# LISTED RECORDS:
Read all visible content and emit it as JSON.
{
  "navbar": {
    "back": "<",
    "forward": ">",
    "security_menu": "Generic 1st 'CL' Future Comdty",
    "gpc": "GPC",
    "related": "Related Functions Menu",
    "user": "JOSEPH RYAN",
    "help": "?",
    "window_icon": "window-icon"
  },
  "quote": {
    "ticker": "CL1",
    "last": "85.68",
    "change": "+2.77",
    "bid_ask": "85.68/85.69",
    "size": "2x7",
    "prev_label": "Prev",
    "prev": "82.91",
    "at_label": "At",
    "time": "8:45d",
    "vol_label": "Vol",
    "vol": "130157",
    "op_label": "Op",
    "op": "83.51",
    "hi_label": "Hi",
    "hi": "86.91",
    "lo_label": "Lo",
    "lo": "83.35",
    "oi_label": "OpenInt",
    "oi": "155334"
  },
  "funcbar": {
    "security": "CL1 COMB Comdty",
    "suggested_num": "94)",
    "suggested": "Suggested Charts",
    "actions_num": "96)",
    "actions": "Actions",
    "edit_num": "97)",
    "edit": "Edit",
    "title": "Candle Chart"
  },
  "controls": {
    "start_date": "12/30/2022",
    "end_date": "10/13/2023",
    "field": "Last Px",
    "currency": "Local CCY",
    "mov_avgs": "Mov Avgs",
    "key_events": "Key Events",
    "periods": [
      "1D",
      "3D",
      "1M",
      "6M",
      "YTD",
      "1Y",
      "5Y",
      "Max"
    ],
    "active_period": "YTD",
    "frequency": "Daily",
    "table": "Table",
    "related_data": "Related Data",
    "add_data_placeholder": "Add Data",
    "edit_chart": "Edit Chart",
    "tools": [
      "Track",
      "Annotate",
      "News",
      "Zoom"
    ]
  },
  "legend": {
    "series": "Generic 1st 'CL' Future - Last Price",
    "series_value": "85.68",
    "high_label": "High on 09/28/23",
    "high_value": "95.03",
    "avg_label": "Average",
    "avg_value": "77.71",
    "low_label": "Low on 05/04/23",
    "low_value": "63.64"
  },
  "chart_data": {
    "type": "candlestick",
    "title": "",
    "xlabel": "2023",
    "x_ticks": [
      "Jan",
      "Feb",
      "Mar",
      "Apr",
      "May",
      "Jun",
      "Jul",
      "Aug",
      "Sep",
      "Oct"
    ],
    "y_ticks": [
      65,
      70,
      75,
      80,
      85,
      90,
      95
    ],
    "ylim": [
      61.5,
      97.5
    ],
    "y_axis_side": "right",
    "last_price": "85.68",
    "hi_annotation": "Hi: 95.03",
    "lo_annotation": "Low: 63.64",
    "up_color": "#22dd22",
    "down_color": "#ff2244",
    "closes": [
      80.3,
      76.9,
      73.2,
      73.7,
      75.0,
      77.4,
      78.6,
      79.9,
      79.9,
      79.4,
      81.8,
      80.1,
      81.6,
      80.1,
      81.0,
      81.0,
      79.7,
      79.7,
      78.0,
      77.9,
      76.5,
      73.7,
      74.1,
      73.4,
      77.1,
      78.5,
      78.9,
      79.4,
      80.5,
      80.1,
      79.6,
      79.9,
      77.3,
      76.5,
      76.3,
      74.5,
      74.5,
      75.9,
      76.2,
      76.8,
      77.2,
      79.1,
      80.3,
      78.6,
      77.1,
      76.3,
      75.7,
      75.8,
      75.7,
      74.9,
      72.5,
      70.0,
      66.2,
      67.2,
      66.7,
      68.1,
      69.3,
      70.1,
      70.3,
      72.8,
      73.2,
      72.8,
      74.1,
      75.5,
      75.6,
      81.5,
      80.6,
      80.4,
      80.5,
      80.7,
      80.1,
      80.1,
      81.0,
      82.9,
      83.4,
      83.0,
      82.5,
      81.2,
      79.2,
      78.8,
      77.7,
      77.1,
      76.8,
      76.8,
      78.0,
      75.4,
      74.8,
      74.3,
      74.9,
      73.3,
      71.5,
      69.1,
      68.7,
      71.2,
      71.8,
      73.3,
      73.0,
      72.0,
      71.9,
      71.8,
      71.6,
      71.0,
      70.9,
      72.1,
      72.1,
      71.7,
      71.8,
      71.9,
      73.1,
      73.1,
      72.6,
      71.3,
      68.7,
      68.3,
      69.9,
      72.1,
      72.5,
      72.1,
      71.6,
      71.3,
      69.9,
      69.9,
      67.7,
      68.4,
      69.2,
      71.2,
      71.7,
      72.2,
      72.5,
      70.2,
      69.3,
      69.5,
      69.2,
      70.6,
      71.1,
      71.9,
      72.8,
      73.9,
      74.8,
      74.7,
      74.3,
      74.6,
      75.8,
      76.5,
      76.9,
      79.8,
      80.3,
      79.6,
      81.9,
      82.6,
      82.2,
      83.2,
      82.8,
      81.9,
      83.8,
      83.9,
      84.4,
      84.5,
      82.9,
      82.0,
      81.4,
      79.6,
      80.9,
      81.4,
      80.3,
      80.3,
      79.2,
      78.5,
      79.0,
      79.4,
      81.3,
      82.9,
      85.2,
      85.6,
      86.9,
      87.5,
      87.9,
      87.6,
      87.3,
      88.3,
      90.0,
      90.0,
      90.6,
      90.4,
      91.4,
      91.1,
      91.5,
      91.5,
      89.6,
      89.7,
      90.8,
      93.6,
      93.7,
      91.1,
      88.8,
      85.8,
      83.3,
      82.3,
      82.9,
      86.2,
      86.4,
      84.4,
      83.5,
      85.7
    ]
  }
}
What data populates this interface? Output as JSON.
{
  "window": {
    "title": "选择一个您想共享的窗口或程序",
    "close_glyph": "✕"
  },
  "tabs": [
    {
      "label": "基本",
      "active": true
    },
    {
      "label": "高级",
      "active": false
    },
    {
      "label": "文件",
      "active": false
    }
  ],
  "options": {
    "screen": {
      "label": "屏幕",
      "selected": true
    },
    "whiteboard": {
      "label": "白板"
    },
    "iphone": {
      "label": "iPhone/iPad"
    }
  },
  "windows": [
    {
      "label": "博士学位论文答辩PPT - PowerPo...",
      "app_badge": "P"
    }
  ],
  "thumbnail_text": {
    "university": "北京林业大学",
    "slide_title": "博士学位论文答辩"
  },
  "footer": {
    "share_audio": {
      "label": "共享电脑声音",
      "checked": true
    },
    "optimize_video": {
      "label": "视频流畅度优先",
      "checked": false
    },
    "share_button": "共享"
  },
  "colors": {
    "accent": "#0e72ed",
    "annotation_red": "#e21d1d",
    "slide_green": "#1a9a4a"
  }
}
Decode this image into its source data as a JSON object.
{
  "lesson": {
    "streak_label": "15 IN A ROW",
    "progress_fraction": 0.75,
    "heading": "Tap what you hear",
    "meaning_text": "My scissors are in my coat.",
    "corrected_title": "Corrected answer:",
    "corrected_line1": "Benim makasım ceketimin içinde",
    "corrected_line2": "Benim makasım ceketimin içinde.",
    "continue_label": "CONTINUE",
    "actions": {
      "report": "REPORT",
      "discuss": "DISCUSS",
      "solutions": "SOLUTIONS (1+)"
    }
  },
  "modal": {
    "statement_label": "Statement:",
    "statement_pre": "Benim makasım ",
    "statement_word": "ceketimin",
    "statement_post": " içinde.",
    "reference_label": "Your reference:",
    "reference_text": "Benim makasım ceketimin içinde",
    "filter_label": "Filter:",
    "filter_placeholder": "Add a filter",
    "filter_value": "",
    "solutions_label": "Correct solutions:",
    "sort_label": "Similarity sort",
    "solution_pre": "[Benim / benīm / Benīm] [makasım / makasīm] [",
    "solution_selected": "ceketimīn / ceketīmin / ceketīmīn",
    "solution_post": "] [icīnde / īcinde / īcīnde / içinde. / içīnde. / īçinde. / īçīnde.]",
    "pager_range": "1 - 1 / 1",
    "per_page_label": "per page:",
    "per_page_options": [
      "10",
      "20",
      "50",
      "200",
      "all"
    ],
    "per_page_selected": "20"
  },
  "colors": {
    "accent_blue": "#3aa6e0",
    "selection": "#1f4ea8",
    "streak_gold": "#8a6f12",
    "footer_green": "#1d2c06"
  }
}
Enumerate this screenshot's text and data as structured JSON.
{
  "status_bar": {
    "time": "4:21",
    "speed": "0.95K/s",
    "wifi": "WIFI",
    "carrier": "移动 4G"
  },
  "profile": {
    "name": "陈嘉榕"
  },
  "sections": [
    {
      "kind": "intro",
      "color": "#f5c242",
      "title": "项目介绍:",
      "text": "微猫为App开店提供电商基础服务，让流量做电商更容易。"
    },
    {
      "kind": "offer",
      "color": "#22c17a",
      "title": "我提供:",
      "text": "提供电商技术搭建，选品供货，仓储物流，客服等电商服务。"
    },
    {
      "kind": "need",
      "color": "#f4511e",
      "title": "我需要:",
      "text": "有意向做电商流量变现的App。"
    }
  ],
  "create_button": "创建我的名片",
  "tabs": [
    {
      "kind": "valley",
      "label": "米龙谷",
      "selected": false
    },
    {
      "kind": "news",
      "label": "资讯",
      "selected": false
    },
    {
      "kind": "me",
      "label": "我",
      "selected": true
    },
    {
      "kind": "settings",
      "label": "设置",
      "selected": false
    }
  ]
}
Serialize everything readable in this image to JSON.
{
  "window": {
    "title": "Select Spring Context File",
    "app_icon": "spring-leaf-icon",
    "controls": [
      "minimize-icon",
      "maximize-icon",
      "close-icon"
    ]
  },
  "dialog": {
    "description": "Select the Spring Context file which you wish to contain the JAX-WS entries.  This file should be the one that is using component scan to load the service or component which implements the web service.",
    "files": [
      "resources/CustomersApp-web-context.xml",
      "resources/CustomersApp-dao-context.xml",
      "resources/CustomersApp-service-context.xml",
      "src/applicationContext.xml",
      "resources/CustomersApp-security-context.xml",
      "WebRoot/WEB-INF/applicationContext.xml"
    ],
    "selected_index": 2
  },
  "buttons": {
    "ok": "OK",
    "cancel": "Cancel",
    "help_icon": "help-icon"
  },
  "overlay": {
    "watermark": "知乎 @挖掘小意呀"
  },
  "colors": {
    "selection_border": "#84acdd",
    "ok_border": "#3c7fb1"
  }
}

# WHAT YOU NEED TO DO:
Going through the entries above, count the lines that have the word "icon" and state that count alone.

# EXERCISE SOLUTION:
6